## Task to carry out
Your response should consist of every entry, unchanged.

╭─ Provided material

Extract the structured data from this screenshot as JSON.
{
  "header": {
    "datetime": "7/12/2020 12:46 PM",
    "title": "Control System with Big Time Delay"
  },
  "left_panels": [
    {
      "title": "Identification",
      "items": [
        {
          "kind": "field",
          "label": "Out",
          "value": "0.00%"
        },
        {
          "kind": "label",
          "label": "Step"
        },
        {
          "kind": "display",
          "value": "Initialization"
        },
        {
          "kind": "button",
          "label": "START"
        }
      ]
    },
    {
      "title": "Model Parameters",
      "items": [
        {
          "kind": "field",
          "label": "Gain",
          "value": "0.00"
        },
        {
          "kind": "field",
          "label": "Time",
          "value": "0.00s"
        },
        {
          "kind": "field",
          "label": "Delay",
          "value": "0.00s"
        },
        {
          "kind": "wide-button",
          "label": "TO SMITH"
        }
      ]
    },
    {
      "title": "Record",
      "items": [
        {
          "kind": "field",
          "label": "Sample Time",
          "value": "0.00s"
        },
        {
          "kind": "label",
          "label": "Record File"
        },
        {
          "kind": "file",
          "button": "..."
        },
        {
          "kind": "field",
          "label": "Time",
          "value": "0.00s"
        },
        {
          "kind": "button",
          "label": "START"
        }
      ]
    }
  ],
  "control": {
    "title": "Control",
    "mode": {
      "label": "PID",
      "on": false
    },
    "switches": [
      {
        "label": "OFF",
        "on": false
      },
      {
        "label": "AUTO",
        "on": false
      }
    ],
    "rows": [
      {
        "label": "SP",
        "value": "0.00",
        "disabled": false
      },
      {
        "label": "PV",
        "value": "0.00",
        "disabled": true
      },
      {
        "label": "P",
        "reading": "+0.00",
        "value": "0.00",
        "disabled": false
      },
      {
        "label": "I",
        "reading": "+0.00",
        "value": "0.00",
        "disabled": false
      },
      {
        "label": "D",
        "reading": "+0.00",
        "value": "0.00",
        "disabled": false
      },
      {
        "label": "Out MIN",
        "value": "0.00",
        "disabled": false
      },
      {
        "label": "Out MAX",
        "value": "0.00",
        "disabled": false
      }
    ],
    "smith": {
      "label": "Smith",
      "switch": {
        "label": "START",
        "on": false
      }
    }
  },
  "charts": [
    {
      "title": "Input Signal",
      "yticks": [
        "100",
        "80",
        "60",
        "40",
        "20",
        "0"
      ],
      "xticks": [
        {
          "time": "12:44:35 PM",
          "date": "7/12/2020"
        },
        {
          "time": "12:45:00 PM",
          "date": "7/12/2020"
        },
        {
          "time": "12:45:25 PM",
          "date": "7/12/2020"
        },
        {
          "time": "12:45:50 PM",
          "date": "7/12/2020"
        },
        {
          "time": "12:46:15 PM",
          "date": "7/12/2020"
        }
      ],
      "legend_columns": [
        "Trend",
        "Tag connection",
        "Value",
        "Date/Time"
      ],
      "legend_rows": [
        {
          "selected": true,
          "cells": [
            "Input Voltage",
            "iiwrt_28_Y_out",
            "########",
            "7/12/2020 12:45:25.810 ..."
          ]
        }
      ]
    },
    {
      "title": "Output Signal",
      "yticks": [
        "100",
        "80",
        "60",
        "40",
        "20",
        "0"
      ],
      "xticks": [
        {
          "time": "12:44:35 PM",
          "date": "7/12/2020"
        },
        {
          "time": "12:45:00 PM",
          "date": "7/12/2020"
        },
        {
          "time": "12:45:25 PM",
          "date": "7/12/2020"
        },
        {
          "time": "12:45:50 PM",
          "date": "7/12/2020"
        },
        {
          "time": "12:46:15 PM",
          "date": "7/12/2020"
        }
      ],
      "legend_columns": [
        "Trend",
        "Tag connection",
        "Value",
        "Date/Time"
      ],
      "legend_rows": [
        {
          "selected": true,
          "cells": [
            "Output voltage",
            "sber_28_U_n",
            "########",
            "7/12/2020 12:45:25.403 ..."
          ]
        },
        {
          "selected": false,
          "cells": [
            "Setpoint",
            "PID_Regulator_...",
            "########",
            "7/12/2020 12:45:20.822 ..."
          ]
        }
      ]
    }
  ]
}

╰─

## Exercise result
Extract the structured data from this screenshot as JSON.
{
  "header": {
    "datetime": "7/12/2020 12:46 PM",
    "title": "Control System with Big Time Delay"
  },
  "left_panels": [
    {
      "title": "Identification",
      "items": [
        {
          "kind": "field",
          "label": "Out",
          "value": "0.00%"
        },
        {
          "kind": "label",
          "label": "Step"
        },
        {
          "kind": "display",
          "value": "Initialization"
        },
        {
          "kind": "button",
          "label": "START"
        }
      ]
    },
    {
      "title": "Model Parameters",
      "items": [
        {
          "kind": "field",
          "label": "Gain",
          "value": "0.00"
        },
        {
          "kind": "field",
          "label": "Time",
          "value": "0.00s"
        },
        {
          "kind": "field",
          "label": "Delay",
          "value": "0.00s"
        },
        {
          "kind": "wide-button",
          "label": "TO SMITH"
        }
      ]
    },
    {
      "title": "Record",
      "items": [
        {
          "kind": "field",
          "label": "Sample Time",
          "value": "0.00s"
        },
        {
          "kind": "label",
          "label": "Record File"
        },
        {
          "kind": "file",
          "button": "..."
        },
        {
          "kind": "field",
          "label": "Time",
          "value": "0.00s"
        },
        {
          "kind": "button",
          "label": "START"
        }
      ]
    }
  ],
  "control": {
    "title": "Control",
    "mode": {
      "label": "PID",
      "on": false
    },
    "switches": [
      {
        "label": "OFF",
        "on": false
      },
      {
        "label": "AUTO",
        "on": false
      }
    ],
    "rows": [
      {
        "label": "SP",
        "value": "0.00",
        "disabled": false
      },
      {
        "label": "PV",
        "value": "0.00",
        "disabled": true
      },
      {
        "label": "P",
        "reading": "+0.00",
        "value": "0.00",
        "disabled": false
      },
      {
        "label": "I",
        "reading": "+0.00",
        "value": "0.00",
        "disabled": false
      },
      {
        "label": "D",
        "reading": "+0.00",
        "value": "0.00",
        "disabled": false
      },
      {
        "label": "Out MIN",
        "value": "0.00",
        "disabled": false
      },
      {
        "label": "Out MAX",
        "value": "0.00",
        "disabled": false
      }
    ],
    "smith": {
      "label": "Smith",
      "switch": {
        "label": "START",
        "on": false
      }
    }
  },
  "charts": [
    {
      "title": "Input Signal",
      "yticks": [
        "100",
        "80",
        "60",
        "40",
        "20",
        "0"
      ],
      "xticks": [
        {
          "time": "12:44:35 PM",
          "date": "7/12/2020"
        },
        {
          "time": "12:45:00 PM",
          "date": "7/12/2020"
        },
        {
          "time": "12:45:25 PM",
          "date": "7/12/2020"
        },
        {
          "time": "12:45:50 PM",
          "date": "7/12/2020"
        },
        {
          "time": "12:46:15 PM",
          "date": "7/12/2020"
        }
      ],
      "legend_columns": [
        "Trend",
        "Tag connection",
        "Value",
        "Date/Time"
      ],
      "legend_rows": [
        {
          "selected": true,
          "cells": [
            "Input Voltage",
            "iiwrt_28_Y_out",
            "########",
            "7/12/2020 12:45:25.810 ..."
          ]
        }
      ]
    },
    {
      "title": "Output Signal",
      "yticks": [
        "100",
        "80",
        "60",
        "40",
        "20",
        "0"
      ],
      "xticks": [
        {
          "time": "12:44:35 PM",
          "date": "7/12/2020"
        },
        {
          "time": "12:45:00 PM",
          "date": "7/12/2020"
        },
        {
          "time": "12:45:25 PM",
          "date": "7/12/2020"
        },
        {
          "time": "12:45:50 PM",
          "date": "7/12/2020"
        },
        {
          "time": "12:46:15 PM",
          "date": "7/12/2020"
        }
      ],
      "legend_columns": [
        "Trend",
        "Tag connection",
        "Value",
        "Date/Time"
      ],
      "legend_rows": [
        {
          "selected": true,
          "cells": [
            "Output voltage",
            "sber_28_U_n",
            "########",
            "7/12/2020 12:45:25.403 ..."
          ]
        },
        {
          "selected": false,
          "cells": [
            "Setpoint",
            "PID_Regulator_...",
            "########",
            "7/12/2020 12:45:20.822 ..."
          ]
        }
      ]
    }
  ]
}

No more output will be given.